Some of the prettiest and most popular parts of many UK cities have literally ten times more housing per acre than much of the rest. We have vastly more scope to add more homes on existing land if we want to. There is no shortage of land at all. You could double the amount of housing, and double it again, and still have a prettier, fairer city. Do you really think homes would still be so expensive if we had four times as many? They would be affordable long before that.

To enable better outcomes, we need a better planning system.

He is right that planning systems did not suddenly become much more restrictive at the turn of the century. Tokyo actually allowed much more housing – which is why Tokyo became more affordable. But if you fix the total amount of housing allowed as many places effectively did a long time ago – and Los Angeles and Manhattan have actually reduced it – then housebuilding will increasingly bump up against that limit. Planning became more of a constraint over time, as Prof. Cheshire would put it.

If you want houses to be treated more like furniture, not speculative assets, then the obvious answer is to let people build many more of them, so the price does not rise inexorably. There is no speculative bubble in sofas.

People are not fools. Many want to own housing because prices have trended upwards for their whole lives.

It is not ‘remarkable that house price-to-income ratios have been moving in the opposite direction in Western democracies and mature East Asian economies such as Korea, Japan and Singapore,’ as he claims. Those places have been building many more homes per head where it matters, as the GLA’s Housing in London 2018 report shows:


The people who publish regression analyses in high-quality peer-reviewed econometrics journals are unanimous that a better planning system would vastly increase the supply of homes and make them far more affordable.

How long can some ignore their evidence? Centuries probably. That’s why our campaign focuses on working with those with open minds to get real progress. Within twelve months after our first report, the core of one of our two main requests is now national planning policy.

The real question about housing, as he implicitly acknowledges, is what to do about it.

His call for political leaders to be brave is, sadly, exactly what housing campaigners have been asking for decades. It may excite your political base, but it will not help those in need, nor solve the feedback loop that keeps homeownership percentages high and entrenches political opposition to change. Political scientists have plenty of answers about how to achieve change, if you only ask them.

There is every reason to support sensible tax reforms.
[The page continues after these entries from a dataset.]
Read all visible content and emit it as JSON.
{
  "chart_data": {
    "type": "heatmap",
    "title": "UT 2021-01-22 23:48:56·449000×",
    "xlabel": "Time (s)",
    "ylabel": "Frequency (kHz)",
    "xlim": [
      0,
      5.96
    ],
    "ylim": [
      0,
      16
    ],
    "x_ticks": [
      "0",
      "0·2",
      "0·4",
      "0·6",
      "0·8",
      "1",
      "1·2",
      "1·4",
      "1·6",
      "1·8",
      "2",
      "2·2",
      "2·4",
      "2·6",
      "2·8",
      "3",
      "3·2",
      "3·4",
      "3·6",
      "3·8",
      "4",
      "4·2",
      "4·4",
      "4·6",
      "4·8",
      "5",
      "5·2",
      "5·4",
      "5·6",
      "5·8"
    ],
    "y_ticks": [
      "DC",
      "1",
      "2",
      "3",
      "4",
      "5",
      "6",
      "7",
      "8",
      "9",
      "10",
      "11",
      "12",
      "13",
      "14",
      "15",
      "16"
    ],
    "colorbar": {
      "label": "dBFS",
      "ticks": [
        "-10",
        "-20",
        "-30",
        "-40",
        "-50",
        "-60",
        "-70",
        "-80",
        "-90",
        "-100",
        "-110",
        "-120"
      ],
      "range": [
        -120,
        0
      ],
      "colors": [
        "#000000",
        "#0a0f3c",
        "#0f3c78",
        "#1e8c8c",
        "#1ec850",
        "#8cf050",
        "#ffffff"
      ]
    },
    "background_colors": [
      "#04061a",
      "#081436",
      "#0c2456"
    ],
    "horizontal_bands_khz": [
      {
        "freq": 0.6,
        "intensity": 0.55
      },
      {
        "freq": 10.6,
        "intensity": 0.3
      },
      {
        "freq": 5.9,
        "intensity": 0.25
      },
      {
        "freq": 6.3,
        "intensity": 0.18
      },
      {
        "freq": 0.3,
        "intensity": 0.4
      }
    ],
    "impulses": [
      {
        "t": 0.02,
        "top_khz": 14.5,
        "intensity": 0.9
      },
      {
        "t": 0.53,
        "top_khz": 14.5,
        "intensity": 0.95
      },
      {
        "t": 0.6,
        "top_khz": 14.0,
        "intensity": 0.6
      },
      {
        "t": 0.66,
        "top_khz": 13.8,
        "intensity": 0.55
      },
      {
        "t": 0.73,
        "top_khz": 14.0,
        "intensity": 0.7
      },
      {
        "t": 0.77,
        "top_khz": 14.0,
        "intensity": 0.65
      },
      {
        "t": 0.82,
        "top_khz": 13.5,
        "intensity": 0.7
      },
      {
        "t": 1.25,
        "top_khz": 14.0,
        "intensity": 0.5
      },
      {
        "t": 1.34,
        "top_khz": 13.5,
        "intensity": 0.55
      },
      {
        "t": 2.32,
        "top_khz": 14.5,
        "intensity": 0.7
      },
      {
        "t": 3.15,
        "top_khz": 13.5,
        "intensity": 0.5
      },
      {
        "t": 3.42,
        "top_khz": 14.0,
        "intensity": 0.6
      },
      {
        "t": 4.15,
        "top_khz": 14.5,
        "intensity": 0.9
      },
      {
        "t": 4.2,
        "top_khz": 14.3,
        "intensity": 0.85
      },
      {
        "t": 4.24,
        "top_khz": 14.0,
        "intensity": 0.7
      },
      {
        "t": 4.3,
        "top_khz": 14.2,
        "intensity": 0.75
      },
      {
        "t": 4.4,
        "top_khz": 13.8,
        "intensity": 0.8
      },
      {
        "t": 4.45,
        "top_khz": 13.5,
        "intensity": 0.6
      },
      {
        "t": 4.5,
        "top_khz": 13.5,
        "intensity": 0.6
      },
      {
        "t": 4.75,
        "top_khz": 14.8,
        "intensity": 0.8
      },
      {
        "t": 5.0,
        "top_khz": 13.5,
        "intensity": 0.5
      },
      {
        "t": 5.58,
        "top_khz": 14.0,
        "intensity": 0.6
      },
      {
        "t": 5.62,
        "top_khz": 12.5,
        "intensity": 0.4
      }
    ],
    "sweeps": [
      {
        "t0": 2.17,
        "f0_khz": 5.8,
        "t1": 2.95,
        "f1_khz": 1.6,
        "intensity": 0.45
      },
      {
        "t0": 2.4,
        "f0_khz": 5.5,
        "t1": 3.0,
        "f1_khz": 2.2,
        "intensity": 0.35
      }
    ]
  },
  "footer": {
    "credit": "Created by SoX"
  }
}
But most of the US has far higher annual property taxes on homes than the UK, and yet the US still has problems. Good luck imposing swingeing taxes not matched to cash flows on a homeowner majority. Even if you did, most people would still have less housing than they would like. Sensible tax reform will not end the shortage of housing, any more than taxing water in a drought.

And good luck weaning people off owning homes, as he suggests, without a credible promise that homes will stop getting more expensive.

No doubt we should look carefully at the banking system. But no change to that would ensure housing that is affordable as it could be.

Sadly, the final reason ‘why you can’t afford a home’ that he omits is that too many housing campaigners insist on their way or the highway. We would be far more powerful as a united coalition pushing for all the changes that would make a difference. Why not try to pull every lever we can?

We need to stop pretending that we have a shortage of land or that any of this is inevitable.

There are easy ways to improve the planning system that would lead to vastly better places and more homes over time. We could even do it without touching any pleasant greenfield sites, given a sufficient alliance to push through the right changes.

To deny the overwhelming evidence of the good that would come from a better system is to betray those most in need of help. We should work together to give people fair life chances, and plenty of truly affordable and beautiful homes.

John Myers is co-founder of London YIMBY, a grassroots campaign to end the housing crisis with the support of local people.